People are few and far between. Hot water is a luxury.
When someone says, “Will you be home tonight?”
well, where else would we be?

Our salmon doesn’t come in a can.
They swim right up our streams.
The only sounds we hear at night, we hear in our dreams.

Mountain peaks and valleys low, glaciers with rivers wide.
These are the things we see when we look outside.

Moose get in our gardens. They’re hard to shoo away.
It’s hard to shoo something seven feet tall and send it on its way.

How about bears? We have them too. Largest in the world.
Alaska brown or Kodiak, they’ll give you a scare.
One thousand pounds of claw and teeth, wrap it all in fur.
Shoo that out of your garden. Believe me, you wouldn’t dare.


What’s that up in the sky? And in those trees right there?
Oh, they’re just eagles. They’re all across our land.


Our skies are blue our air is clean.
We take for granted, things you’ve never seen.


Swans that raise their little ones just around that bend. Geese in v’s are up above.
Beavers made that pound. Caribou still roam our plains in herds that thunder by.


We know our neighbors and their kids, because they’re friends of ours.

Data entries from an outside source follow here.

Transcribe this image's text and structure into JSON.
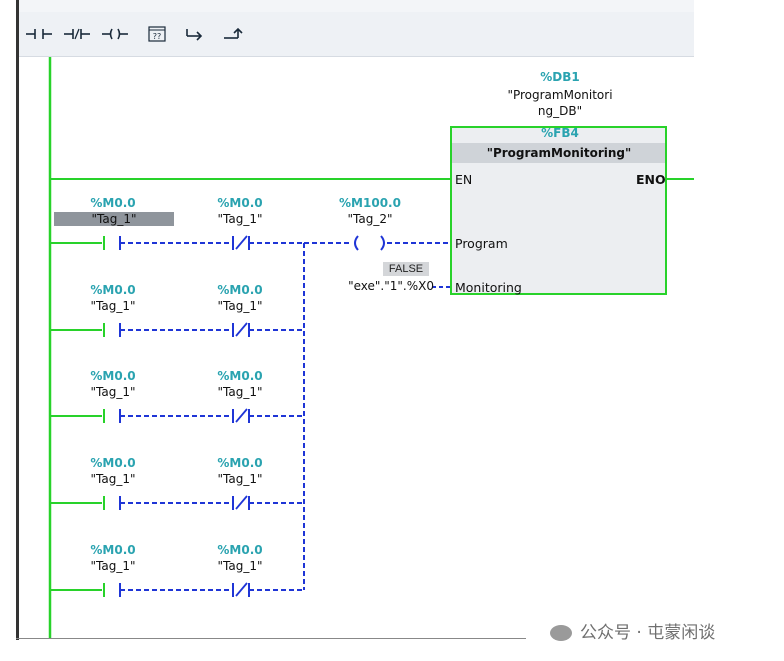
{
  "toolbar": {
    "buttons": [
      {
        "name": "no-contact-button",
        "icon": "no-contact-icon"
      },
      {
        "name": "nc-contact-button",
        "icon": "nc-contact-icon"
      },
      {
        "name": "coil-button",
        "icon": "coil-icon"
      },
      {
        "name": "empty-box-button",
        "icon": "empty-box-icon",
        "label": "??"
      },
      {
        "name": "open-branch-button",
        "icon": "open-branch-icon"
      },
      {
        "name": "close-branch-button",
        "icon": "close-branch-icon"
      }
    ]
  },
  "fb": {
    "db_addr": "%DB1",
    "db_name_line1": "\"ProgramMonitori",
    "db_name_line2": "ng_DB\"",
    "fb_addr": "%FB4",
    "fb_name": "\"ProgramMonitoring\"",
    "pin_en": "EN",
    "pin_eno": "ENO",
    "pin_program": "Program",
    "pin_monitoring": "Monitoring",
    "monitoring_value": "FALSE",
    "monitoring_operand": "\"exe\".\"1\".%X0"
  },
  "coil": {
    "addr": "%M100.0",
    "tag": "\"Tag_2\""
  },
  "rows": [
    {
      "no_addr": "%M0.0",
      "no_tag": "\"Tag_1\"",
      "nc_addr": "%M0.0",
      "nc_tag": "\"Tag_1\""
    },
    {
      "no_addr": "%M0.0",
      "no_tag": "\"Tag_1\"",
      "nc_addr": "%M0.0",
      "nc_tag": "\"Tag_1\""
    },
    {
      "no_addr": "%M0.0",
      "no_tag": "\"Tag_1\"",
      "nc_addr": "%M0.0",
      "nc_tag": "\"Tag_1\""
    },
    {
      "no_addr": "%M0.0",
      "no_tag": "\"Tag_1\"",
      "nc_addr": "%M0.0",
      "nc_tag": "\"Tag_1\""
    },
    {
      "no_addr": "%M0.0",
      "no_tag": "\"Tag_1\"",
      "nc_addr": "%M0.0",
      "nc_tag": "\"Tag_1\""
    }
  ],
  "colors": {
    "power_rail": "#28d22a",
    "unpowered": "#1f35d6",
    "address": "#2aa3b0"
  },
  "watermark": {
    "text": "公众号 · 屯蒙闲谈"
  }
}
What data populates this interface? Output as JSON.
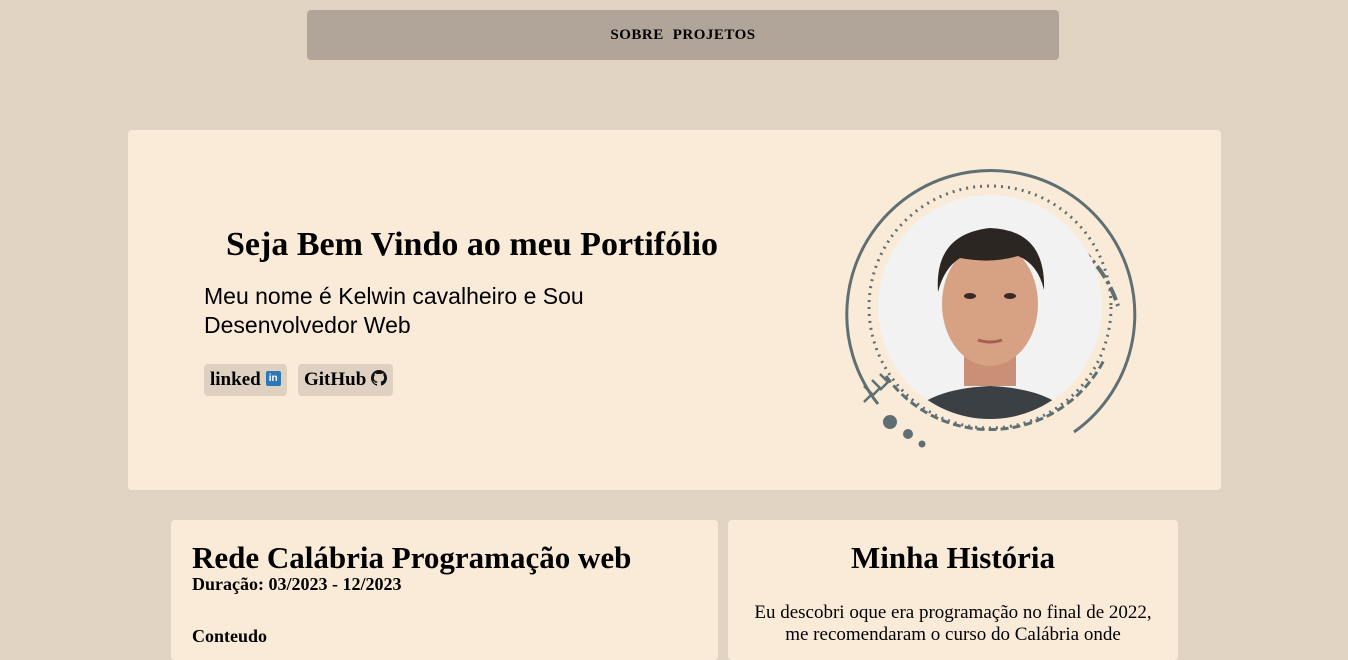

We’re independent and stubborn. We’ll tell you what we think.
But we’ll stand right beside you is you start to sink.


Helly Hanson and rubber boots are the fashions that we wear.
Wool on wool with cotton inside. We all dress they same.
When it’s thirty-five below outside, thinking of fashion would be insane.


If you ever think you would like to see this place that I call home.
Start heading north and watch the sky. The auroras will show the way.


Bring your kids, even your dog, and bring your camera too.
Every day you’re here, you’ll see things, back home you’ll have to prove.


This is Alaska. A land that’s new. A land that’s still wild and free.
A land that we Alaskans think, is the way it’s supposed to be.



RETURN